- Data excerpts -
*-*-*

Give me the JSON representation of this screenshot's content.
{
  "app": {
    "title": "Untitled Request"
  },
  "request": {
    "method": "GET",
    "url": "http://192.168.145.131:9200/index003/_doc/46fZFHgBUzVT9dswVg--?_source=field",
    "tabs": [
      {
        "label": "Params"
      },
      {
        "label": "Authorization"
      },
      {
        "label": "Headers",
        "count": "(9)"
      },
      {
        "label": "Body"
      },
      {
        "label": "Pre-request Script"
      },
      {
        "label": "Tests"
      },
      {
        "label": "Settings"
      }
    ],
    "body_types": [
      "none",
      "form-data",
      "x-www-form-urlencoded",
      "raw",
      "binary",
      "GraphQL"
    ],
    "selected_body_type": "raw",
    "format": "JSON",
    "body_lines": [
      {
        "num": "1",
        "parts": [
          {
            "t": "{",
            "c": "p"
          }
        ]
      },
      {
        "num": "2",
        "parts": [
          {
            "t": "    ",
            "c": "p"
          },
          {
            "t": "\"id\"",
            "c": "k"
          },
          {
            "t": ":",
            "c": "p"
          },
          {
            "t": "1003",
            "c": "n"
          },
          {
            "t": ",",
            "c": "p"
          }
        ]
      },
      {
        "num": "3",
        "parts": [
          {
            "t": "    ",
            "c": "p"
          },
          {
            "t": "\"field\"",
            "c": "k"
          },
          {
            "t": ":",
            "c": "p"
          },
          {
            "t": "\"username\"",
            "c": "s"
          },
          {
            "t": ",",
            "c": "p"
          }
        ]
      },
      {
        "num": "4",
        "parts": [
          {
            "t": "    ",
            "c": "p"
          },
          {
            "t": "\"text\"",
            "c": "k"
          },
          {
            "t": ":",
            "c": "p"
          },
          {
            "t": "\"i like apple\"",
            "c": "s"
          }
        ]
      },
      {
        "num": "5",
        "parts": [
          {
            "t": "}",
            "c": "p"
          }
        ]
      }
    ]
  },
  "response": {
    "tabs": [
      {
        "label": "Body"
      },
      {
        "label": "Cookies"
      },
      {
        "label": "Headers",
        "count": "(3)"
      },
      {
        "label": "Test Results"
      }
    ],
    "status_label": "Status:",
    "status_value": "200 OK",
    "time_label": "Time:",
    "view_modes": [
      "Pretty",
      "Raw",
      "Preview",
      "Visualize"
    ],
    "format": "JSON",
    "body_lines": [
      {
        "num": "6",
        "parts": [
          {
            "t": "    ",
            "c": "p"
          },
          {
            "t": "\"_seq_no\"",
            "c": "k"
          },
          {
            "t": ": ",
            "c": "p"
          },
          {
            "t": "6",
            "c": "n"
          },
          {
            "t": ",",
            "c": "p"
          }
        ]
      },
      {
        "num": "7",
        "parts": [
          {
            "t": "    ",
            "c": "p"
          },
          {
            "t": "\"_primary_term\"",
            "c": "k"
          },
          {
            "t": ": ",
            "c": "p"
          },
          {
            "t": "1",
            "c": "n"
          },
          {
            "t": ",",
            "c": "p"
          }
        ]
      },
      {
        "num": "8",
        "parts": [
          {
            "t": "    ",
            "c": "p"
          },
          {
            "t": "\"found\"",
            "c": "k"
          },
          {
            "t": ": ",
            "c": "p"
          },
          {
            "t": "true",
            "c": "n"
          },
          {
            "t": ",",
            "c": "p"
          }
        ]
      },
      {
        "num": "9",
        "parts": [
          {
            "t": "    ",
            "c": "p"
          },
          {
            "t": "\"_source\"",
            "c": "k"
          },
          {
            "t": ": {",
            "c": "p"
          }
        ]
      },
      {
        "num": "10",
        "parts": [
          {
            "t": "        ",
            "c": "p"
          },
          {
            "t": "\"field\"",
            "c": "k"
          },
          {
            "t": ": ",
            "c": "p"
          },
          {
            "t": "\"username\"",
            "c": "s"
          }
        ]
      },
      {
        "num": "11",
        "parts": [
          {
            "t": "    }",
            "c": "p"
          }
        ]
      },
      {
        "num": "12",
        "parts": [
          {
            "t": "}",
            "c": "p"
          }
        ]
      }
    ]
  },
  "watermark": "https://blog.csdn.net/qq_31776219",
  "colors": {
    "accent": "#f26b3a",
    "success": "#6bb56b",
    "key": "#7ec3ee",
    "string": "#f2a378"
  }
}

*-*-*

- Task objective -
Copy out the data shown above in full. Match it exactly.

- Exercise response -
Give me the JSON representation of this screenshot's content.
{
  "app": {
    "title": "Untitled Request"
  },
  "request": {
    "method": "GET",
    "url": "http://192.168.145.131:9200/index003/_doc/46fZFHgBUzVT9dswVg--?_source=field",
    "tabs": [
      {
        "label": "Params"
      },
      {
        "label": "Authorization"
      },
      {
        "label": "Headers",
        "count": "(9)"
      },
      {
        "label": "Body"
      },
      {
        "label": "Pre-request Script"
      },
      {
        "label": "Tests"
      },
      {
        "label": "Settings"
      }
    ],
    "body_types": [
      "none",
      "form-data",
      "x-www-form-urlencoded",
      "raw",
      "binary",
      "GraphQL"
    ],
    "selected_body_type": "raw",
    "format": "JSON",
    "body_lines": [
      {
        "num": "1",
        "parts": [
          {
            "t": "{",
            "c": "p"
          }
        ]
      },
      {
        "num": "2",
        "parts": [
          {
            "t": "    ",
            "c": "p"
          },
          {
            "t": "\"id\"",
            "c": "k"
          },
          {
            "t": ":",
            "c": "p"
          },
          {
            "t": "1003",
            "c": "n"
          },
          {
            "t": ",",
            "c": "p"
          }
        ]
      },
      {
        "num": "3",
        "parts": [
          {
            "t": "    ",
            "c": "p"
          },
          {
            "t": "\"field\"",
            "c": "k"
          },
          {
            "t": ":",
            "c": "p"
          },
          {
            "t": "\"username\"",
            "c": "s"
          },
          {
            "t": ",",
            "c": "p"
          }
        ]
      },
      {
        "num": "4",
        "parts": [
          {
            "t": "    ",
            "c": "p"
          },
          {
            "t": "\"text\"",
            "c": "k"
          },
          {
            "t": ":",
            "c": "p"
          },
          {
            "t": "\"i like apple\"",
            "c": "s"
          }
        ]
      },
      {
        "num": "5",
        "parts": [
          {
            "t": "}",
            "c": "p"
          }
        ]
      }
    ]
  },
  "response": {
    "tabs": [
      {
        "label": "Body"
      },
      {
        "label": "Cookies"
      },
      {
        "label": "Headers",
        "count": "(3)"
      },
      {
        "label": "Test Results"
      }
    ],
    "status_label": "Status:",
    "status_value": "200 OK",
    "time_label": "Time:",
    "view_modes": [
      "Pretty",
      "Raw",
      "Preview",
      "Visualize"
    ],
    "format": "JSON",
    "body_lines": [
      {
        "num": "6",
        "parts": [
          {
            "t": "    ",
            "c": "p"
          },
          {
            "t": "\"_seq_no\"",
            "c": "k"
          },
          {
            "t": ": ",
            "c": "p"
          },
          {
            "t": "6",
            "c": "n"
          },
          {
            "t": ",",
            "c": "p"
          }
        ]
      },
      {
        "num": "7",
        "parts": [
          {
            "t": "    ",
            "c": "p"
          },
          {
            "t": "\"_primary_term\"",
            "c": "k"
          },
          {
            "t": ": ",
            "c": "p"
          },
          {
            "t": "1",
            "c": "n"
          },
          {
            "t": ",",
            "c": "p"
          }
        ]
      },
      {
        "num": "8",
        "parts": [
          {
            "t": "    ",
            "c": "p"
          },
          {
            "t": "\"found\"",
            "c": "k"
          },
          {
            "t": ": ",
            "c": "p"
          },
          {
            "t": "true",
            "c": "n"
          },
          {
            "t": ",",
            "c": "p"
          }
        ]
      },
      {
        "num": "9",
        "parts": [
          {
            "t": "    ",
            "c": "p"
          },
          {
            "t": "\"_source\"",
            "c": "k"
          },
          {
            "t": ": {",
            "c": "p"
          }
        ]
      },
      {
        "num": "10",
        "parts": [
          {
            "t": "        ",
            "c": "p"
          },
          {
            "t": "\"field\"",
            "c": "k"
          },
          {
            "t": ": ",
            "c": "p"
          },
          {
            "t": "\"username\"",
            "c": "s"
          }
        ]
      },
      {
        "num": "11",
        "parts": [
          {
            "t": "    }",
            "c": "p"
          }
        ]
      },
      {
        "num": "12",
        "parts": [
          {
            "t": "}",
            "c": "p"
          }
        ]
      }
    ]
  },
  "watermark": "https://blog.csdn.net/qq_31776219",
  "colors": {
    "accent": "#f26b3a",
    "success": "#6bb56b",
    "key": "#7ec3ee",
    "string": "#f2a378"
  }
}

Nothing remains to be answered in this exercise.